§ Exercise aim: Only lines holding "start" are wanted; copy each of them from the records below.

Records from a collection
*** Block opens ***

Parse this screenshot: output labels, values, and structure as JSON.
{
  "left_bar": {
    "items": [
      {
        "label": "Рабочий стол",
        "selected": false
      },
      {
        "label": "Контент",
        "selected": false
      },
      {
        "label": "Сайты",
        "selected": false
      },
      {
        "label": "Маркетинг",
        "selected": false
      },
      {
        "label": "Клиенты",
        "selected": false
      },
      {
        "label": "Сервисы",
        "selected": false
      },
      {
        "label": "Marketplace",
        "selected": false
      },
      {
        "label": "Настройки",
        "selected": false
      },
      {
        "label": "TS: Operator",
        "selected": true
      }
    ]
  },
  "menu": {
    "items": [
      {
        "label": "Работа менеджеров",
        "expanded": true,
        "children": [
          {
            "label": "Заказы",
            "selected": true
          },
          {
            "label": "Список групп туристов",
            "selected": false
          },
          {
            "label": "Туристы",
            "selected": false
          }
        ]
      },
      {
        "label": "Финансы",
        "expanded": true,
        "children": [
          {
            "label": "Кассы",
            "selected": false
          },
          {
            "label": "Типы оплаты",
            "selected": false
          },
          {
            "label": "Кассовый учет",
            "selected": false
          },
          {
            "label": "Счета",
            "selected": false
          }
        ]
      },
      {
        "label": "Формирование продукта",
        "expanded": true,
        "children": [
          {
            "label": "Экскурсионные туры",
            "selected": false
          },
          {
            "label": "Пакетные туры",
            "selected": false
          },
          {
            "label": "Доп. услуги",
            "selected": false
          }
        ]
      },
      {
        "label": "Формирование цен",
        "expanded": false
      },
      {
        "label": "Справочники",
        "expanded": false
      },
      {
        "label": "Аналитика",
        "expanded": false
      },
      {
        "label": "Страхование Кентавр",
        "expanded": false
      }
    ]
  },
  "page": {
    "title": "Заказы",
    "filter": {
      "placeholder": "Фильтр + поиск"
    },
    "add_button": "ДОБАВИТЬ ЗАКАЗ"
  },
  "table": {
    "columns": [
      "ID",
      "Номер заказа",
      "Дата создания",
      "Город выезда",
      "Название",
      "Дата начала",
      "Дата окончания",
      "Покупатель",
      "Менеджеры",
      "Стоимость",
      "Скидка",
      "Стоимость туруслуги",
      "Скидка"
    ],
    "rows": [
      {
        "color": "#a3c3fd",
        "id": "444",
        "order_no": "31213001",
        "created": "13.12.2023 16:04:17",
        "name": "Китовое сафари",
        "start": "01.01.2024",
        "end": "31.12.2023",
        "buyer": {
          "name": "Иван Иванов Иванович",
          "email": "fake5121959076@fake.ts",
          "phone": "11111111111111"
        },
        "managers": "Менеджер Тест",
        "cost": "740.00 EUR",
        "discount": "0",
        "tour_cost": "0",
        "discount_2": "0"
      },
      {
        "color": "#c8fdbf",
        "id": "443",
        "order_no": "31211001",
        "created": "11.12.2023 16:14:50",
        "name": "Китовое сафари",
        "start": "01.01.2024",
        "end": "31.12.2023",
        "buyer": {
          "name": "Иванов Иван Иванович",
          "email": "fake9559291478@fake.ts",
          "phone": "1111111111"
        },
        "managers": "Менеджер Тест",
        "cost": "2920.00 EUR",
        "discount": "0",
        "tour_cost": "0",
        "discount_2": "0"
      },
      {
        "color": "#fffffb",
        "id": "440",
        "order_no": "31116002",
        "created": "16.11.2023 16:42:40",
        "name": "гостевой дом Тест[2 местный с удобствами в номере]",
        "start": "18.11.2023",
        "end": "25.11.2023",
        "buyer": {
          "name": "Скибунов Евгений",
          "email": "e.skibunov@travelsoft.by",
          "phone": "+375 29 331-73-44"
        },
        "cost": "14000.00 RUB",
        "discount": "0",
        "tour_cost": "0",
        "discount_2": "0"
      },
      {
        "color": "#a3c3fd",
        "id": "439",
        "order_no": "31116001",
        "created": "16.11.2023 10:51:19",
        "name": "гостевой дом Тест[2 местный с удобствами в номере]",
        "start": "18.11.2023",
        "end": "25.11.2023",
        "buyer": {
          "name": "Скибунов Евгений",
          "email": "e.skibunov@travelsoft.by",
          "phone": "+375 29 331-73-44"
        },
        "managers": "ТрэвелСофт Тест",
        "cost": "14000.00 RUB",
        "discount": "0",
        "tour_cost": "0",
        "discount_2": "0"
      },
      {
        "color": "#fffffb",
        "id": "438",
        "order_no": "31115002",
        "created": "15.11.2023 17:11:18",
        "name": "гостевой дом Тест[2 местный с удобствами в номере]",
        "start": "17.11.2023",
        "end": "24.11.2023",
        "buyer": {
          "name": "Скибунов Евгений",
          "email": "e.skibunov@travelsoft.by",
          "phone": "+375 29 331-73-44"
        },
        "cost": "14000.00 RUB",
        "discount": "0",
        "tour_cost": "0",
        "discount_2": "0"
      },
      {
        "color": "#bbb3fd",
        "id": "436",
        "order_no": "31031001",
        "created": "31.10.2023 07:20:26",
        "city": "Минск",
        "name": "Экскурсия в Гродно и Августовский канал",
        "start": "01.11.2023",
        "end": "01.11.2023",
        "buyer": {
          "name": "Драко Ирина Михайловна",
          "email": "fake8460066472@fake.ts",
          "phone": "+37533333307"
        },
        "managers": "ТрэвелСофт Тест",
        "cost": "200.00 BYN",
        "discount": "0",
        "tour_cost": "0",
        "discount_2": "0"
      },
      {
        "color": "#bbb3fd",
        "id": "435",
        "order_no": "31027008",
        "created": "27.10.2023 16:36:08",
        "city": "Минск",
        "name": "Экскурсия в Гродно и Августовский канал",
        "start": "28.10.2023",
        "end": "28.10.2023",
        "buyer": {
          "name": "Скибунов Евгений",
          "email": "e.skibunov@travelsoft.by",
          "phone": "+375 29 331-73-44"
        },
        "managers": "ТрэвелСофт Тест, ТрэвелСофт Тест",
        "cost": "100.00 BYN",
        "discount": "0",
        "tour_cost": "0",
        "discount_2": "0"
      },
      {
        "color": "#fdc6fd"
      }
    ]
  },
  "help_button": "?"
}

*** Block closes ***

§ Answer to this task:
        "start": "01.01.2024",
        "start": "01.01.2024",
        "start": "18.11.2023",
        "start": "18.11.2023",
        "start": "17.11.2023",
        "start": "01.11.2023",
        "start": "28.10.2023",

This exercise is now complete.